Exercise brief:
Keeping every word and mark, copy all of the data.

=== Begin Enclosure ===

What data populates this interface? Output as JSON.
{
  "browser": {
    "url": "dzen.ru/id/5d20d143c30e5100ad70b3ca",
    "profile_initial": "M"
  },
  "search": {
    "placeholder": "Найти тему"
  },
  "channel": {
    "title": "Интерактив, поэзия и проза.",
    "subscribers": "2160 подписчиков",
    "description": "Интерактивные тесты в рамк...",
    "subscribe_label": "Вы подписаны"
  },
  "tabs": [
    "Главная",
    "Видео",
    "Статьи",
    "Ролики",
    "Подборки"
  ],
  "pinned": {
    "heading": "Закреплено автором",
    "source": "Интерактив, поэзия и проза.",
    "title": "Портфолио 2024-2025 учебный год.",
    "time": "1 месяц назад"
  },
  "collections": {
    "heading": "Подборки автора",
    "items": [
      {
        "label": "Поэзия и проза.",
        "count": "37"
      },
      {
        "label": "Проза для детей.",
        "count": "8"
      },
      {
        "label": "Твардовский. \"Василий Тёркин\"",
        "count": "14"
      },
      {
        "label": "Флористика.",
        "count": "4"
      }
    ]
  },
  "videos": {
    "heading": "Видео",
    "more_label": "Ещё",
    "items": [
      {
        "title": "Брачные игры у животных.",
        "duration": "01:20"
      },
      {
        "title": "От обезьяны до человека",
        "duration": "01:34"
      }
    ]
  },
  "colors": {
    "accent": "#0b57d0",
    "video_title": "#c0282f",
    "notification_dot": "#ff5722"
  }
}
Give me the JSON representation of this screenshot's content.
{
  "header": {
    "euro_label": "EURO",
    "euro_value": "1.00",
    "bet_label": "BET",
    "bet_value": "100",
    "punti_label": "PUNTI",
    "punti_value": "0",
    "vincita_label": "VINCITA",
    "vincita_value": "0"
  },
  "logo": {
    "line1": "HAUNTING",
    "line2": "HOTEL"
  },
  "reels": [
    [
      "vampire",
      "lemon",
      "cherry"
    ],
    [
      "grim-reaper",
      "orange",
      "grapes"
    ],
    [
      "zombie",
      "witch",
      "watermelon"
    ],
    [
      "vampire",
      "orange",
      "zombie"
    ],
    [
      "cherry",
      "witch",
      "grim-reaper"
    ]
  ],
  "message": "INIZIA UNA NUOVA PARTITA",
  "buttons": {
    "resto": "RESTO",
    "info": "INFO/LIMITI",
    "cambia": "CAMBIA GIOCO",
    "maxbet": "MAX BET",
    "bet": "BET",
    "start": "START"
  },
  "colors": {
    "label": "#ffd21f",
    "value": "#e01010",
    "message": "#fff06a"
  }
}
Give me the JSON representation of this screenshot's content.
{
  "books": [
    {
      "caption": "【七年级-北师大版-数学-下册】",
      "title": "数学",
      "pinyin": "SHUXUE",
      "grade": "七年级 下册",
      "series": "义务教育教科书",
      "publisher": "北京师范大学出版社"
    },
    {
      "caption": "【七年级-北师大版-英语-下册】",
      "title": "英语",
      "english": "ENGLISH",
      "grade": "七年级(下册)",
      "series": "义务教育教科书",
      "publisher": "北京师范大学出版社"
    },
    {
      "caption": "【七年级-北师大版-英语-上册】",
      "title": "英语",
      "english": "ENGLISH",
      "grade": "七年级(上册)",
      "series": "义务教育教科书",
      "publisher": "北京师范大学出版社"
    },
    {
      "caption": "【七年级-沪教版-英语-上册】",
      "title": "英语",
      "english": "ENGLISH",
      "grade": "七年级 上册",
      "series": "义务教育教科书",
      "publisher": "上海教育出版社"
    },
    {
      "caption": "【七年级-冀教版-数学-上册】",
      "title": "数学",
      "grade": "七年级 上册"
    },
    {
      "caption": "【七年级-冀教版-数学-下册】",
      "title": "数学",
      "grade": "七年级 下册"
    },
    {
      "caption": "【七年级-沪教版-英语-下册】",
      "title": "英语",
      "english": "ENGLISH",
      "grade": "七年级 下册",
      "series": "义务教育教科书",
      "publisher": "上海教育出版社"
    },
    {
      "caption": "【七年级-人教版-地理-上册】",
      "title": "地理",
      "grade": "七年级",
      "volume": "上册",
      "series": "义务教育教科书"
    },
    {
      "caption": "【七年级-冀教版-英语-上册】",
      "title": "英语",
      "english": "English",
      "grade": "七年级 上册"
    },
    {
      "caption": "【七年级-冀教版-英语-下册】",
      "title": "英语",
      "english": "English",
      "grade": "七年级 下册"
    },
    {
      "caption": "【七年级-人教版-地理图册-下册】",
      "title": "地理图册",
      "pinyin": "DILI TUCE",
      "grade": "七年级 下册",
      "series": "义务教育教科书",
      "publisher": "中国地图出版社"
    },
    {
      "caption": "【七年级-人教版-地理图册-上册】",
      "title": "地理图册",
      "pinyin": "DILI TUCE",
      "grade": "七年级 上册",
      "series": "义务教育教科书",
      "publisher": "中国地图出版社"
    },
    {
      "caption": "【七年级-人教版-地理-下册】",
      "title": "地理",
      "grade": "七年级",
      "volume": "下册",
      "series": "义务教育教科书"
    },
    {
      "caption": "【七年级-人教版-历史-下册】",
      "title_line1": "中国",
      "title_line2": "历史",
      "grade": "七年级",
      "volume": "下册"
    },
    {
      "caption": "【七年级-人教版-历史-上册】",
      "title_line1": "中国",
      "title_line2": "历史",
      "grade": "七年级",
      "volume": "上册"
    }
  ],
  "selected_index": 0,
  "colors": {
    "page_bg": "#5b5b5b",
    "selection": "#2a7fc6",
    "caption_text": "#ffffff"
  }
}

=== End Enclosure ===

Task answer:
What data populates this interface? Output as JSON.
{
  "browser": {
    "url": "dzen.ru/id/5d20d143c30e5100ad70b3ca",
    "profile_initial": "M"
  },
  "search": {
    "placeholder": "Найти тему"
  },
  "channel": {
    "title": "Интерактив, поэзия и проза.",
    "subscribers": "2160 подписчиков",
    "description": "Интерактивные тесты в рамк...",
    "subscribe_label": "Вы подписаны"
  },
  "tabs": [
    "Главная",
    "Видео",
    "Статьи",
    "Ролики",
    "Подборки"
  ],
  "pinned": {
    "heading": "Закреплено автором",
    "source": "Интерактив, поэзия и проза.",
    "title": "Портфолио 2024-2025 учебный год.",
    "time": "1 месяц назад"
  },
  "collections": {
    "heading": "Подборки автора",
    "items": [
      {
        "label": "Поэзия и проза.",
        "count": "37"
      },
      {
        "label": "Проза для детей.",
        "count": "8"
      },
      {
        "label": "Твардовский. \"Василий Тёркин\"",
        "count": "14"
      },
      {
        "label": "Флористика.",
        "count": "4"
      }
    ]
  },
  "videos": {
    "heading": "Видео",
    "more_label": "Ещё",
    "items": [
      {
        "title": "Брачные игры у животных.",
        "duration": "01:20"
      },
      {
        "title": "От обезьяны до человека",
        "duration": "01:34"
      }
    ]
  },
  "colors": {
    "accent": "#0b57d0",
    "video_title": "#c0282f",
    "notification_dot": "#ff5722"
  }
}
Give me the JSON representation of this screenshot's content.
{
  "header": {
    "euro_label": "EURO",
    "euro_value": "1.00",
    "bet_label": "BET",
    "bet_value": "100",
    "punti_label": "PUNTI",
    "punti_value": "0",
    "vincita_label": "VINCITA",
    "vincita_value": "0"
  },
  "logo": {
    "line1": "HAUNTING",
    "line2": "HOTEL"
  },
  "reels": [
    [
      "vampire",
      "lemon",
      "cherry"
    ],
    [
      "grim-reaper",
      "orange",
      "grapes"
    ],
    [
      "zombie",
      "witch",
      "watermelon"
    ],
    [
      "vampire",
      "orange",
      "zombie"
    ],
    [
      "cherry",
      "witch",
      "grim-reaper"
    ]
  ],
  "message": "INIZIA UNA NUOVA PARTITA",
  "buttons": {
    "resto": "RESTO",
    "info": "INFO/LIMITI",
    "cambia": "CAMBIA GIOCO",
    "maxbet": "MAX BET",
    "bet": "BET",
    "start": "START"
  },
  "colors": {
    "label": "#ffd21f",
    "value": "#e01010",
    "message": "#fff06a"
  }
}
Give me the JSON representation of this screenshot's content.
{
  "books": [
    {
      "caption": "【七年级-北师大版-数学-下册】",
      "title": "数学",
      "pinyin": "SHUXUE",
      "grade": "七年级 下册",
      "series": "义务教育教科书",
      "publisher": "北京师范大学出版社"
    },
    {
      "caption": "【七年级-北师大版-英语-下册】",
      "title": "英语",
      "english": "ENGLISH",
      "grade": "七年级(下册)",
      "series": "义务教育教科书",
      "publisher": "北京师范大学出版社"
    },
    {
      "caption": "【七年级-北师大版-英语-上册】",
      "title": "英语",
      "english": "ENGLISH",
      "grade": "七年级(上册)",
      "series": "义务教育教科书",
      "publisher": "北京师范大学出版社"
    },
    {
      "caption": "【七年级-沪教版-英语-上册】",
      "title": "英语",
      "english": "ENGLISH",
      "grade": "七年级 上册",
      "series": "义务教育教科书",
      "publisher": "上海教育出版社"
    },
    {
      "caption": "【七年级-冀教版-数学-上册】",
      "title": "数学",
      "grade": "七年级 上册"
    },
    {
      "caption": "【七年级-冀教版-数学-下册】",
      "title": "数学",
      "grade": "七年级 下册"
    },
    {
      "caption": "【七年级-沪教版-英语-下册】",
      "title": "英语",
      "english": "ENGLISH",
      "grade": "七年级 下册",
      "series": "义务教育教科书",
      "publisher": "上海教育出版社"
    },
    {
      "caption": "【七年级-人教版-地理-上册】",
      "title": "地理",
      "grade": "七年级",
      "volume": "上册",
      "series": "义务教育教科书"
    },
    {
      "caption": "【七年级-冀教版-英语-上册】",
      "title": "英语",
      "english": "English",
      "grade": "七年级 上册"
    },
    {
      "caption": "【七年级-冀教版-英语-下册】",
      "title": "英语",
      "english": "English",
      "grade": "七年级 下册"
    },
    {
      "caption": "【七年级-人教版-地理图册-下册】",
      "title": "地理图册",
      "pinyin": "DILI TUCE",
      "grade": "七年级 下册",
      "series": "义务教育教科书",
      "publisher": "中国地图出版社"
    },
    {
      "caption": "【七年级-人教版-地理图册-上册】",
      "title": "地理图册",
      "pinyin": "DILI TUCE",
      "grade": "七年级 上册",
      "series": "义务教育教科书",
      "publisher": "中国地图出版社"
    },
    {
      "caption": "【七年级-人教版-地理-下册】",
      "title": "地理",
      "grade": "七年级",
      "volume": "下册",
      "series": "义务教育教科书"
    },
    {
      "caption": "【七年级-人教版-历史-下册】",
      "title_line1": "中国",
      "title_line2": "历史",
      "grade": "七年级",
      "volume": "下册"
    },
    {
      "caption": "【七年级-人教版-历史-上册】",
      "title_line1": "中国",
      "title_line2": "历史",
      "grade": "七年级",
      "volume": "上册"
    }
  ],
  "selected_index": 0,
  "colors": {
    "page_bg": "#5b5b5b",
    "selection": "#2a7fc6",
    "caption_text": "#ffffff"
  }
}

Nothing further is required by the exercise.